§ **Exercise objective**
Reproduce every record exactly.

### Data for review ###

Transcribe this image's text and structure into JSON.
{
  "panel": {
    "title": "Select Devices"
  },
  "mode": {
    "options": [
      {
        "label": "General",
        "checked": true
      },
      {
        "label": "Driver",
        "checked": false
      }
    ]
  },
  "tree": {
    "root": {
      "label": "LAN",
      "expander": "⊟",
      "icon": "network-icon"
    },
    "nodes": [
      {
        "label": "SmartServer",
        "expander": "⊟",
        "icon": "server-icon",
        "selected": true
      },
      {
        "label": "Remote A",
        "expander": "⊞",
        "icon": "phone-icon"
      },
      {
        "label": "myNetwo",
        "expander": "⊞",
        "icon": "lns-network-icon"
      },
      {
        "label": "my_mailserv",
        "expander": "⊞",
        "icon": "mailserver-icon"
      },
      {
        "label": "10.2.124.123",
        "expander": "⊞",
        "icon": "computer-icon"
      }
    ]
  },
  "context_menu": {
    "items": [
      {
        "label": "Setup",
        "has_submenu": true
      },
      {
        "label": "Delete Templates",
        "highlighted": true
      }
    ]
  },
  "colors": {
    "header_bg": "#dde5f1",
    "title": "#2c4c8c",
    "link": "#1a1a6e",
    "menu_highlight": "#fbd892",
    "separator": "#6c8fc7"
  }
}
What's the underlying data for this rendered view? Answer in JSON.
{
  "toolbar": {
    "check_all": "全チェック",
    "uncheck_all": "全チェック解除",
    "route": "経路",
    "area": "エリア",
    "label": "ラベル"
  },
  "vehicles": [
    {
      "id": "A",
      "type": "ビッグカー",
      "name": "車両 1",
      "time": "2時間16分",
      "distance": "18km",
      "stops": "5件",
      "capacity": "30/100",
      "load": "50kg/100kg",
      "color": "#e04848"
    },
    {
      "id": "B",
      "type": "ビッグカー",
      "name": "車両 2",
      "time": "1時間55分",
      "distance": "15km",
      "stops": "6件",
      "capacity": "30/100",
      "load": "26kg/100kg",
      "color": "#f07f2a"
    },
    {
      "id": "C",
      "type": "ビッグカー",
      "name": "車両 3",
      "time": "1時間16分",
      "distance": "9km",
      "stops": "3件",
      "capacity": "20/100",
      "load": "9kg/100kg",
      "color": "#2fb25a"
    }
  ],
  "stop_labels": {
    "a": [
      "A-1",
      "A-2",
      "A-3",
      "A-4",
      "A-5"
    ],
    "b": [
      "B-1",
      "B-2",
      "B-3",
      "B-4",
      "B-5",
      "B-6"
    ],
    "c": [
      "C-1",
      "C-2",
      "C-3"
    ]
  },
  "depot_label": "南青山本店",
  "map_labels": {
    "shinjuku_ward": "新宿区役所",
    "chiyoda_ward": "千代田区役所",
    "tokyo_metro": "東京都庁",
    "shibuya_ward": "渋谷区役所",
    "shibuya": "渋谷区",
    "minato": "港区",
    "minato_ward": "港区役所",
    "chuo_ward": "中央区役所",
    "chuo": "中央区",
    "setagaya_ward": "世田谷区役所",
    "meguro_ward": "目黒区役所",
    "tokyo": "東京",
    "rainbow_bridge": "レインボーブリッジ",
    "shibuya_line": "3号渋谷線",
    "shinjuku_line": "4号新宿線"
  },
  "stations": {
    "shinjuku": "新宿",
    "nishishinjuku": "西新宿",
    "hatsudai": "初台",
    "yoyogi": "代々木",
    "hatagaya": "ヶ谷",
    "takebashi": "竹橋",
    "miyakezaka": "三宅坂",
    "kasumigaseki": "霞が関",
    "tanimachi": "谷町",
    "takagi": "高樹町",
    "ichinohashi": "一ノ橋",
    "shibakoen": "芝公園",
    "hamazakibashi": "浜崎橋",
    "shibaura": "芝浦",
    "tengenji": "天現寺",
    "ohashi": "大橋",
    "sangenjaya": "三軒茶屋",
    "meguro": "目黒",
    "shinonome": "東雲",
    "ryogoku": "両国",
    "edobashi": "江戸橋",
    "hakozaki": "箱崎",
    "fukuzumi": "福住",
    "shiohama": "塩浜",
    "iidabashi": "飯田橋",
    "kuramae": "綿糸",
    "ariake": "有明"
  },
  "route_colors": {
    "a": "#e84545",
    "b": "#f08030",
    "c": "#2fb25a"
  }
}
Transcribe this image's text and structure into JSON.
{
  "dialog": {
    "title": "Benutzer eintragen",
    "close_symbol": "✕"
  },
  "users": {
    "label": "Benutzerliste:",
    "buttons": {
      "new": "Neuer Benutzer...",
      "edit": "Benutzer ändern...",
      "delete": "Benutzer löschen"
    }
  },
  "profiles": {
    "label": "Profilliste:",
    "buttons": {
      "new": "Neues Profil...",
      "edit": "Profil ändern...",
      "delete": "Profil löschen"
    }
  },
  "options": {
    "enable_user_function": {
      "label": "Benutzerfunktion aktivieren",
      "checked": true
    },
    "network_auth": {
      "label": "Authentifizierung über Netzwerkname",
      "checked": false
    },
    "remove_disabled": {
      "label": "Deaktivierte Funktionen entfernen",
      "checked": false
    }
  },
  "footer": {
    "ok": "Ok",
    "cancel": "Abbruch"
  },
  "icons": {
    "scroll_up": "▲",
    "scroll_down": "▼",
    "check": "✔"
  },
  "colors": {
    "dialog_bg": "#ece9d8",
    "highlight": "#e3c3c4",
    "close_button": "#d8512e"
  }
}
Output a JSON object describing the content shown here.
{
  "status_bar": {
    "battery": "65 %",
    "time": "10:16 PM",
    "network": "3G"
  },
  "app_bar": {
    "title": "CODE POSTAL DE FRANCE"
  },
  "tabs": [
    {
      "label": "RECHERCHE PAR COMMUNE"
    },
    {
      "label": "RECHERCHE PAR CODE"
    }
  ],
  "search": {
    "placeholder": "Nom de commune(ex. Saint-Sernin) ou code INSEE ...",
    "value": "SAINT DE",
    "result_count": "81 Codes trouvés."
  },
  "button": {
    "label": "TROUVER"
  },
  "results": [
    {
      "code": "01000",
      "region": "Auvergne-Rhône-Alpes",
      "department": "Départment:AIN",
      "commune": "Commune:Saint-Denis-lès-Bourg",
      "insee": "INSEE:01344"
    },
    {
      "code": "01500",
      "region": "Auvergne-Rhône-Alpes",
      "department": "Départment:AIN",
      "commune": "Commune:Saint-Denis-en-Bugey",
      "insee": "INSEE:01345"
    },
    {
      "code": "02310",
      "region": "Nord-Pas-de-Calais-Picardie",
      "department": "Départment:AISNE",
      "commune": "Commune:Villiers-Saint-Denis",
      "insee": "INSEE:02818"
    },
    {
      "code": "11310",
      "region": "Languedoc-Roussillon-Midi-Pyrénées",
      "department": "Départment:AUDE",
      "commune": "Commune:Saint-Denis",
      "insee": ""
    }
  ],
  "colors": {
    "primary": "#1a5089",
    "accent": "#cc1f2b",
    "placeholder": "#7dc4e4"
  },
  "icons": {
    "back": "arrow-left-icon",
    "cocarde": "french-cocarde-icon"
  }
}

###

§ **Task result**
Transcribe this image's text and structure into JSON.
{
  "panel": {
    "title": "Select Devices"
  },
  "mode": {
    "options": [
      {
        "label": "General",
        "checked": true
      },
      {
        "label": "Driver",
        "checked": false
      }
    ]
  },
  "tree": {
    "root": {
      "label": "LAN",
      "expander": "⊟",
      "icon": "network-icon"
    },
    "nodes": [
      {
        "label": "SmartServer",
        "expander": "⊟",
        "icon": "server-icon",
        "selected": true
      },
      {
        "label": "Remote A",
        "expander": "⊞",
        "icon": "phone-icon"
      },
      {
        "label": "myNetwo",
        "expander": "⊞",
        "icon": "lns-network-icon"
      },
      {
        "label": "my_mailserv",
        "expander": "⊞",
        "icon": "mailserver-icon"
      },
      {
        "label": "10.2.124.123",
        "expander": "⊞",
        "icon": "computer-icon"
      }
    ]
  },
  "context_menu": {
    "items": [
      {
        "label": "Setup",
        "has_submenu": true
      },
      {
        "label": "Delete Templates",
        "highlighted": true
      }
    ]
  },
  "colors": {
    "header_bg": "#dde5f1",
    "title": "#2c4c8c",
    "link": "#1a1a6e",
    "menu_highlight": "#fbd892",
    "separator": "#6c8fc7"
  }
}
What's the underlying data for this rendered view? Answer in JSON.
{
  "toolbar": {
    "check_all": "全チェック",
    "uncheck_all": "全チェック解除",
    "route": "経路",
    "area": "エリア",
    "label": "ラベル"
  },
  "vehicles": [
    {
      "id": "A",
      "type": "ビッグカー",
      "name": "車両 1",
      "time": "2時間16分",
      "distance": "18km",
      "stops": "5件",
      "capacity": "30/100",
      "load": "50kg/100kg",
      "color": "#e04848"
    },
    {
      "id": "B",
      "type": "ビッグカー",
      "name": "車両 2",
      "time": "1時間55分",
      "distance": "15km",
      "stops": "6件",
      "capacity": "30/100",
      "load": "26kg/100kg",
      "color": "#f07f2a"
    },
    {
      "id": "C",
      "type": "ビッグカー",
      "name": "車両 3",
      "time": "1時間16分",
      "distance": "9km",
      "stops": "3件",
      "capacity": "20/100",
      "load": "9kg/100kg",
      "color": "#2fb25a"
    }
  ],
  "stop_labels": {
    "a": [
      "A-1",
      "A-2",
      "A-3",
      "A-4",
      "A-5"
    ],
    "b": [
      "B-1",
      "B-2",
      "B-3",
      "B-4",
      "B-5",
      "B-6"
    ],
    "c": [
      "C-1",
      "C-2",
      "C-3"
    ]
  },
  "depot_label": "南青山本店",
  "map_labels": {
    "shinjuku_ward": "新宿区役所",
    "chiyoda_ward": "千代田区役所",
    "tokyo_metro": "東京都庁",
    "shibuya_ward": "渋谷区役所",
    "shibuya": "渋谷区",
    "minato": "港区",
    "minato_ward": "港区役所",
    "chuo_ward": "中央区役所",
    "chuo": "中央区",
    "setagaya_ward": "世田谷区役所",
    "meguro_ward": "目黒区役所",
    "tokyo": "東京",
    "rainbow_bridge": "レインボーブリッジ",
    "shibuya_line": "3号渋谷線",
    "shinjuku_line": "4号新宿線"
  },
  "stations": {
    "shinjuku": "新宿",
    "nishishinjuku": "西新宿",
    "hatsudai": "初台",
    "yoyogi": "代々木",
    "hatagaya": "ヶ谷",
    "takebashi": "竹橋",
    "miyakezaka": "三宅坂",
    "kasumigaseki": "霞が関",
    "tanimachi": "谷町",
    "takagi": "高樹町",
    "ichinohashi": "一ノ橋",
    "shibakoen": "芝公園",
    "hamazakibashi": "浜崎橋",
    "shibaura": "芝浦",
    "tengenji": "天現寺",
    "ohashi": "大橋",
    "sangenjaya": "三軒茶屋",
    "meguro": "目黒",
    "shinonome": "東雲",
    "ryogoku": "両国",
    "edobashi": "江戸橋",
    "hakozaki": "箱崎",
    "fukuzumi": "福住",
    "shiohama": "塩浜",
    "iidabashi": "飯田橋",
    "kuramae": "綿糸",
    "ariake": "有明"
  },
  "route_colors": {
    "a": "#e84545",
    "b": "#f08030",
    "c": "#2fb25a"
  }
}
Transcribe this image's text and structure into JSON.
{
  "dialog": {
    "title": "Benutzer eintragen",
    "close_symbol": "✕"
  },
  "users": {
    "label": "Benutzerliste:",
    "buttons": {
      "new": "Neuer Benutzer...",
      "edit": "Benutzer ändern...",
      "delete": "Benutzer löschen"
    }
  },
  "profiles": {
    "label": "Profilliste:",
    "buttons": {
      "new": "Neues Profil...",
      "edit": "Profil ändern...",
      "delete": "Profil löschen"
    }
  },
  "options": {
    "enable_user_function": {
      "label": "Benutzerfunktion aktivieren",
      "checked": true
    },
    "network_auth": {
      "label": "Authentifizierung über Netzwerkname",
      "checked": false
    },
    "remove_disabled": {
      "label": "Deaktivierte Funktionen entfernen",
      "checked": false
    }
  },
  "footer": {
    "ok": "Ok",
    "cancel": "Abbruch"
  },
  "icons": {
    "scroll_up": "▲",
    "scroll_down": "▼",
    "check": "✔"
  },
  "colors": {
    "dialog_bg": "#ece9d8",
    "highlight": "#e3c3c4",
    "close_button": "#d8512e"
  }
}
Output a JSON object describing the content shown here.
{
  "status_bar": {
    "battery": "65 %",
    "time": "10:16 PM",
    "network": "3G"
  },
  "app_bar": {
    "title": "CODE POSTAL DE FRANCE"
  },
  "tabs": [
    {
      "label": "RECHERCHE PAR COMMUNE"
    },
    {
      "label": "RECHERCHE PAR CODE"
    }
  ],
  "search": {
    "placeholder": "Nom de commune(ex. Saint-Sernin) ou code INSEE ...",
    "value": "SAINT DE",
    "result_count": "81 Codes trouvés."
  },
  "button": {
    "label": "TROUVER"
  },
  "results": [
    {
      "code": "01000",
      "region": "Auvergne-Rhône-Alpes",
      "department": "Départment:AIN",
      "commune": "Commune:Saint-Denis-lès-Bourg",
      "insee": "INSEE:01344"
    },
    {
      "code": "01500",
      "region": "Auvergne-Rhône-Alpes",
      "department": "Départment:AIN",
      "commune": "Commune:Saint-Denis-en-Bugey",
      "insee": "INSEE:01345"
    },
    {
      "code": "02310",
      "region": "Nord-Pas-de-Calais-Picardie",
      "department": "Départment:AISNE",
      "commune": "Commune:Villiers-Saint-Denis",
      "insee": "INSEE:02818"
    },
    {
      "code": "11310",
      "region": "Languedoc-Roussillon-Midi-Pyrénées",
      "department": "Départment:AUDE",
      "commune": "Commune:Saint-Denis",
      "insee": ""
    }
  ],
  "colors": {
    "primary": "#1a5089",
    "accent": "#cc1f2b",
    "placeholder": "#7dc4e4"
  },
  "icons": {
    "back": "arrow-left-icon",
    "cocarde": "french-cocarde-icon"
  }
}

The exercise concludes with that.